Don't Miss This
- Stockton School District Possibly Selling $2 Million In Unused School Buses
- Strong, This New Member Of Stockton Schools Police Force Is
- After Bed Bug Complaints, Lodi Theater Closed Until Thursday To Eliminate ‘Insect’ Problem
- Alleged Bed Bug Infestation Temporarily Shutters Lodi Movie Theater
- Emerging Solar Plants Are Igniting Birds Mid-Air
Get Breaking News First
PLACER COUNTY (CBS13) — After watching fields of grass turn to flames almost on a daily basis during California’s drought, schools are concerned what could happen over the summer.
From the Newcastle Elementary School baseball field, you can see a lot of dry brush butting up against the area. In reality, the school is surrounded by woods—an ongoing fear for administrators during fire season.
“It’s a matter of somebody flicking a cigarette and causing a big problem,” said Peggy Aadnesen.
It’s not the first time the administrators have lost sleep over dry brush. Every year the district asks for the community’s help in cleaning up the area as much as possible.
“We’re a tiny district so we don’t have a lot of personnel that are on payroll to do it regularly,” said Superintendent Kathleen Daugherty.
They look for anything that can add fuel to a possible fire, cutting down weeds and grass and getting rid of dried up branches.
Daugherty says they are always looking for more help from agencies that can donate tools and time to help clear defensible space.
The loss of the school to a fire would be devastation, Daugherty says.
“We don’t have any other buildings we can put kids in so if these buildings burned we’d have no place to out them,” she said.
School officials say they have been proactive about fire and student safety.
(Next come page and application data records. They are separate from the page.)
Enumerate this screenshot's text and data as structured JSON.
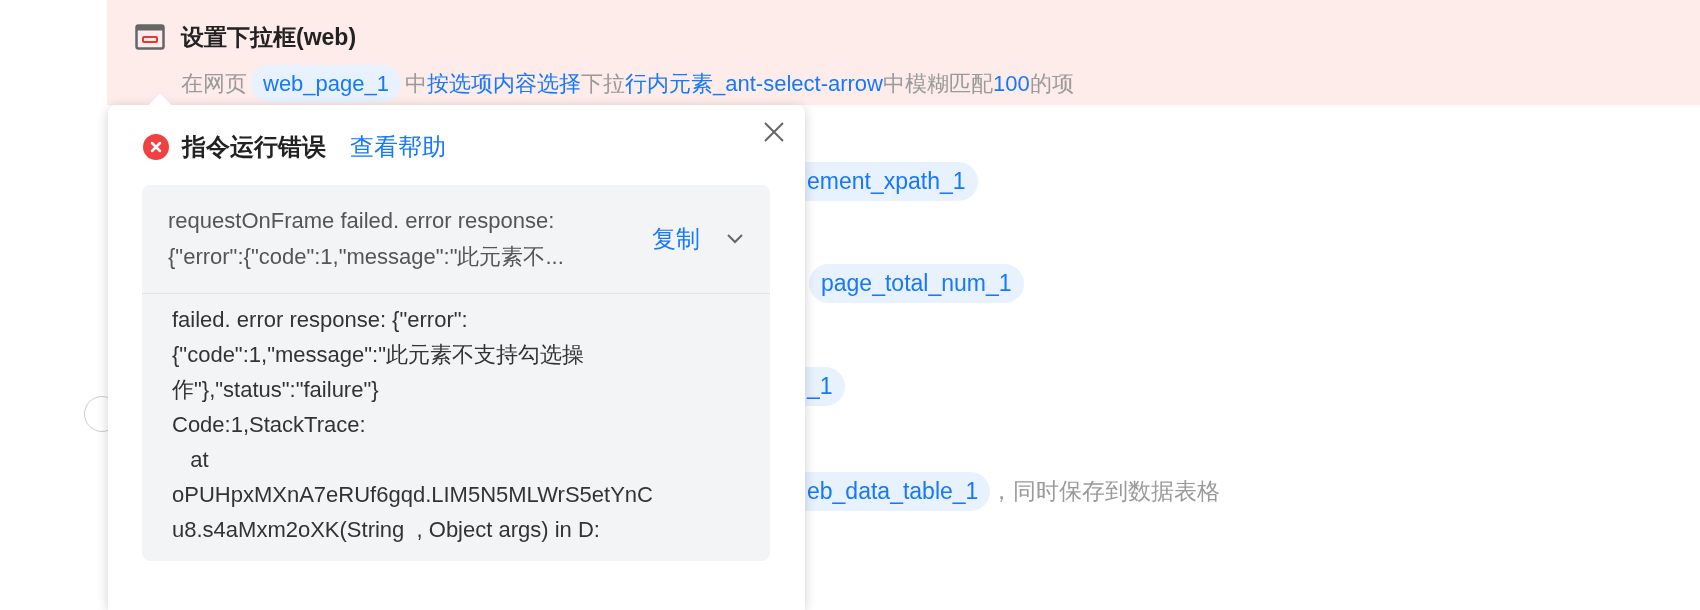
{
  "step": {
    "title": "设置下拉框(web)",
    "description": [
      {
        "kind": "text",
        "text": "在网页"
      },
      {
        "kind": "chip",
        "text": "web_page_1"
      },
      {
        "kind": "text",
        "text": "中"
      },
      {
        "kind": "link",
        "text": "按选项内容选择"
      },
      {
        "kind": "text",
        "text": "下拉"
      },
      {
        "kind": "link",
        "text": "行内元素_ant-select-arrow"
      },
      {
        "kind": "text",
        "text": "中模糊匹配"
      },
      {
        "kind": "link",
        "text": "100"
      },
      {
        "kind": "text",
        "text": "的项"
      }
    ]
  },
  "background_rows": [
    {
      "parts": [
        {
          "kind": "cut_chip",
          "text": "ement_xpath_1"
        }
      ]
    },
    {
      "parts": [
        {
          "kind": "chip",
          "text": "page_total_num_1"
        }
      ]
    },
    {
      "parts": [
        {
          "kind": "cut_chip",
          "text": "_1"
        }
      ]
    },
    {
      "parts": [
        {
          "kind": "cut_chip",
          "text": "eb_data_table_1"
        },
        {
          "kind": "text",
          "text": "，同时保存到数据表格"
        }
      ]
    }
  ],
  "error_popup": {
    "title": "指令运行错误",
    "help_link": "查看帮助",
    "summary": [
      "requestOnFrame failed. error response:",
      "{\"error\":{\"code\":1,\"message\":\"此元素不..."
    ],
    "copy_button": "复制",
    "expanded": true,
    "details": [
      "failed. error response: {\"error\":",
      "{\"code\":1,\"message\":\"此元素不支持勾选操",
      "作\"},\"status\":\"failure\"}",
      "Code:1,StackTrace:",
      "   at",
      "oPUHpxMXnA7eRUf6gqd.LIM5N5MLWrS5etYnC",
      "u8.s4aMxm2oXK(String  , Object args) in D:"
    ]
  }
}
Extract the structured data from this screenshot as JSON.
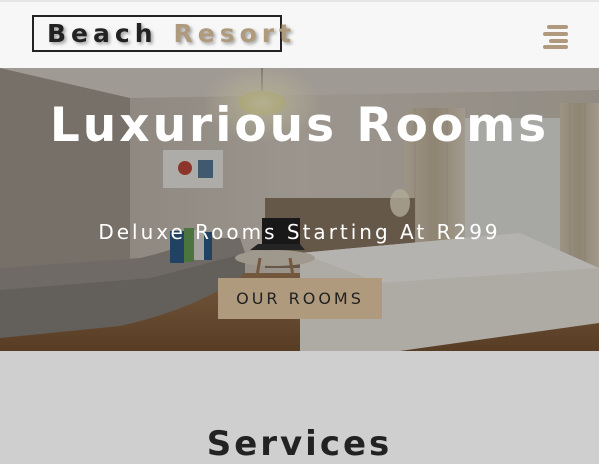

They’re even adding a 15,000 gallon water tank in case the day comes they need to protect the school from flames.